“I got to be a special projects guy, the mobilization officer, the force integration officer, work directly with the operations officer and learn a lot about this place,” said Leneweaver.
Leneweaver fist bumps Vice President Mike Pence, who was visiting the state Emergency Operations Center in 2020.
After leaving the full-time Washington National Guard in 2012, he took a full-time position with the Washington Emergency Management Division in the state’s E911 section.
“We have a lot of services that people utilize in our state, but no matter where you are from or your background, everyone utilizes 911,” Leneweaver said.
In the nine years since joining the team he said 911 has changed and grown so much.
“The growth is a credit to the people we have working here, from Ziggy [Dahl] and Adam [Wasserman]’s leadership to the individuals who have come and gone here, we have all had a part in making this happen,” said Leneweaver. “We aren’t here for us. We are here to help people get the help they need.”
Leneweaver has also seen a lot of growth in himself through his time at Emergency Management.
“When I took this job, I didn’t know it was a passion [Emergency Management] but it has become one of my passions and something I really enjoy,” he said.
While he is walking away from federal and state service, he still plans to serve others as a volunteer for the Tacoma Fire Buff Battalion, an all-volunteer response team that helps to reduce the likelihood of firefighter injuries and death due to overexertion, strain, and/or cardiac incidents.
“We are out there giving them water, snacks, cold towels, anything that is going to help them do their job and stay safe,” said Leneweaver. “I will also continue to support Veterans’ Day and Memorial Day events each year, so I will continue to find ways to serve.”
While Leneweaver will continue to serve others and admits he will miss the people, the one thing he will miss the most comes from the opening scene of the 1997 movie “Men in Black.”
“I will miss the chase, by that I mean, chasing down solutions to complex problems.
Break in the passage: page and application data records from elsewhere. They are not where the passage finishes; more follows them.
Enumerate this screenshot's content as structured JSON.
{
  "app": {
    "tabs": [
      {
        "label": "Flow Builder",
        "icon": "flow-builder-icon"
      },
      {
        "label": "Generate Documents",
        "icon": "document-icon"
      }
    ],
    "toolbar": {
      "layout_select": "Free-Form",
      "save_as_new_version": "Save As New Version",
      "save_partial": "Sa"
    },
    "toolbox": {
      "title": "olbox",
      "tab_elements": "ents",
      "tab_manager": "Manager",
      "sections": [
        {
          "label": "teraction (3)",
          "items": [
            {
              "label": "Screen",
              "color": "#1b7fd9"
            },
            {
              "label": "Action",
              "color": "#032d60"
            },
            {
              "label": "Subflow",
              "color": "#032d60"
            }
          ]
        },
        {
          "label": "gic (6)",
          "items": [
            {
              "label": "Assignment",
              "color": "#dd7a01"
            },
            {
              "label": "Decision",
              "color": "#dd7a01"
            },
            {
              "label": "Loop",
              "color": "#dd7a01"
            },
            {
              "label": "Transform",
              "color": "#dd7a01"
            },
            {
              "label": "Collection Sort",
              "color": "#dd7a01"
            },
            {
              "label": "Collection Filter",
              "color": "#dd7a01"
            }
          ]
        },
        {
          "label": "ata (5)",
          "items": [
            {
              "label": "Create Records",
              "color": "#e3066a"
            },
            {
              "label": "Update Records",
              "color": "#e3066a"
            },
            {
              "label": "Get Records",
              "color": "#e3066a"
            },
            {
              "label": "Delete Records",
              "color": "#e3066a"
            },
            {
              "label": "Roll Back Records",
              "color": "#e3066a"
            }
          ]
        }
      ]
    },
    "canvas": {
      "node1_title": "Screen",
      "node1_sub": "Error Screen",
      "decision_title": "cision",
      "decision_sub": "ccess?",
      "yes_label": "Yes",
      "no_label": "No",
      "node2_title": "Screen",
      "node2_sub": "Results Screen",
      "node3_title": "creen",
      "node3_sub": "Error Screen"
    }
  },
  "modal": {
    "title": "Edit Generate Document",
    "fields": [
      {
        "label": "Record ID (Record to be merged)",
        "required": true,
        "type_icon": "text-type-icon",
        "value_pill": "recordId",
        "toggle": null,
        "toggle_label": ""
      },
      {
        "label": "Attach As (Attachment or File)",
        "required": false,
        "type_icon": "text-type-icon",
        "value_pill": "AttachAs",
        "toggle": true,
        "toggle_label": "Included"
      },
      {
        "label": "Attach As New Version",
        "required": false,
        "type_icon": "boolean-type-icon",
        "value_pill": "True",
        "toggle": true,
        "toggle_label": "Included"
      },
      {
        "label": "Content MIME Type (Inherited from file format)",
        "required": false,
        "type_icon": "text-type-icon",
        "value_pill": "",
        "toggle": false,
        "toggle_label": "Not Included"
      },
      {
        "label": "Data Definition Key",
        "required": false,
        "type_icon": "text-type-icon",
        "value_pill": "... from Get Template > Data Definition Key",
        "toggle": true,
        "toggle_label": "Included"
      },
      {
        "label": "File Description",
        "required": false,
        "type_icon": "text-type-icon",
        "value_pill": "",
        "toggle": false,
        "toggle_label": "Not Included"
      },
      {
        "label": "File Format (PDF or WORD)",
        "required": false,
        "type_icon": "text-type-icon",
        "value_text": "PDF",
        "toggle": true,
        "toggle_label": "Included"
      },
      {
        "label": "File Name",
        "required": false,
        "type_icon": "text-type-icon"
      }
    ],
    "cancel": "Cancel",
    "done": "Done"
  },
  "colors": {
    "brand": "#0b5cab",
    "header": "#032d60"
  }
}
It’s like how we build a Stryker Brigade in the Washington Army National Guard, how we provide support to those in need, how we make our program better and more user friendly,” said Leneweaver. “I will miss that chase of looking at the whole situation.”